Data for review:

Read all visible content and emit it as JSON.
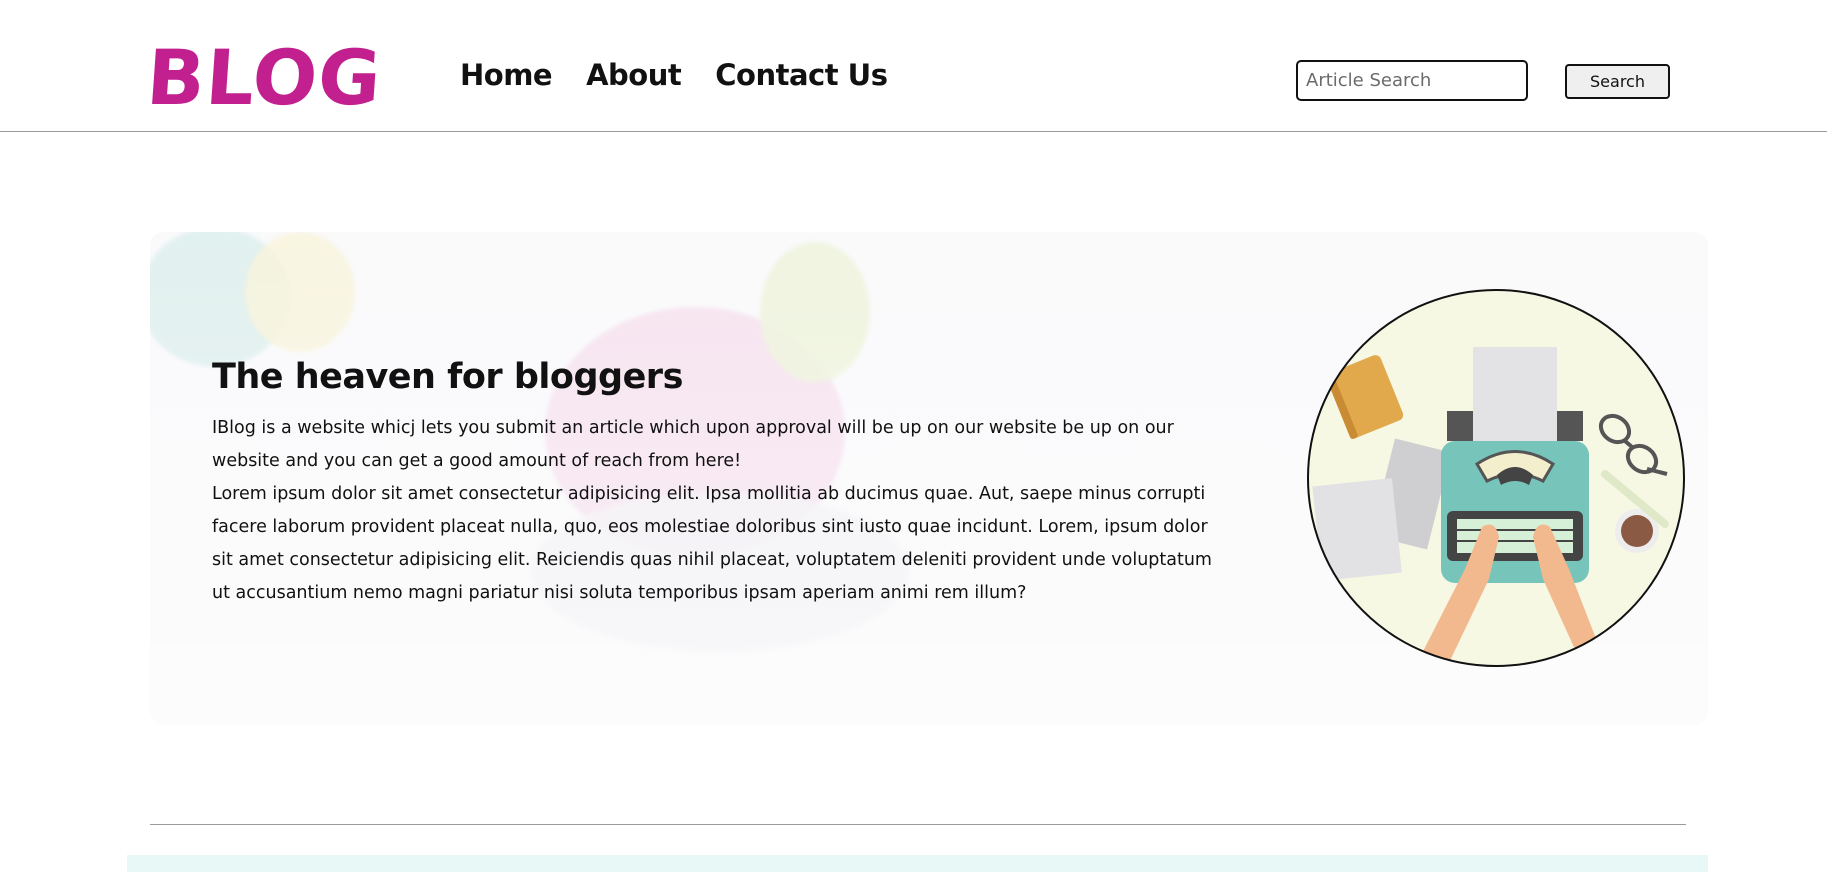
{
  "header": {
    "logo": "BLOG",
    "nav": [
      "Home",
      "About",
      "Contact Us"
    ],
    "search": {
      "placeholder": "Article Search",
      "button_label": "Search"
    }
  },
  "hero": {
    "title": "The heaven for bloggers",
    "paragraph_1": "IBlog is a website whicj lets you submit an article which upon approval will be up on our website be up on our website and you can get a good amount of reach from here!",
    "paragraph_2": "Lorem ipsum dolor sit amet consectetur adipisicing elit. Ipsa mollitia ab ducimus quae. Aut, saepe minus corrupti facere laborum provident placeat nulla, quo, eos molestiae doloribus sint iusto quae incidunt. Lorem, ipsum dolor sit amet consectetur adipisicing elit. Reiciendis quas nihil placeat, voluptatem deleniti provident unde voluptatum ut accusantium nemo magni pariatur nisi soluta temporibus ipsam aperiam animi rem illum?",
    "illustration_icon": "typewriter-illustration"
  },
  "colors": {
    "brand": "#c2208f",
    "text": "#111111",
    "divider": "#9a9a9a",
    "footer_strip": "#e8f8f6"
  }
}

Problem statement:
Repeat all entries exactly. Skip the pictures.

Exercise result:
Read all visible content and emit it as JSON.
{
  "header": {
    "logo": "BLOG",
    "nav": [
      "Home",
      "About",
      "Contact Us"
    ],
    "search": {
      "placeholder": "Article Search",
      "button_label": "Search"
    }
  },
  "hero": {
    "title": "The heaven for bloggers",
    "paragraph_1": "IBlog is a website whicj lets you submit an article which upon approval will be up on our website be up on our website and you can get a good amount of reach from here!",
    "paragraph_2": "Lorem ipsum dolor sit amet consectetur adipisicing elit. Ipsa mollitia ab ducimus quae. Aut, saepe minus corrupti facere laborum provident placeat nulla, quo, eos molestiae doloribus sint iusto quae incidunt. Lorem, ipsum dolor sit amet consectetur adipisicing elit. Reiciendis quas nihil placeat, voluptatem deleniti provident unde voluptatum ut accusantium nemo magni pariatur nisi soluta temporibus ipsam aperiam animi rem illum?",
    "illustration_icon": "typewriter-illustration"
  },
  "colors": {
    "brand": "#c2208f",
    "text": "#111111",
    "divider": "#9a9a9a",
    "footer_strip": "#e8f8f6"
  }
}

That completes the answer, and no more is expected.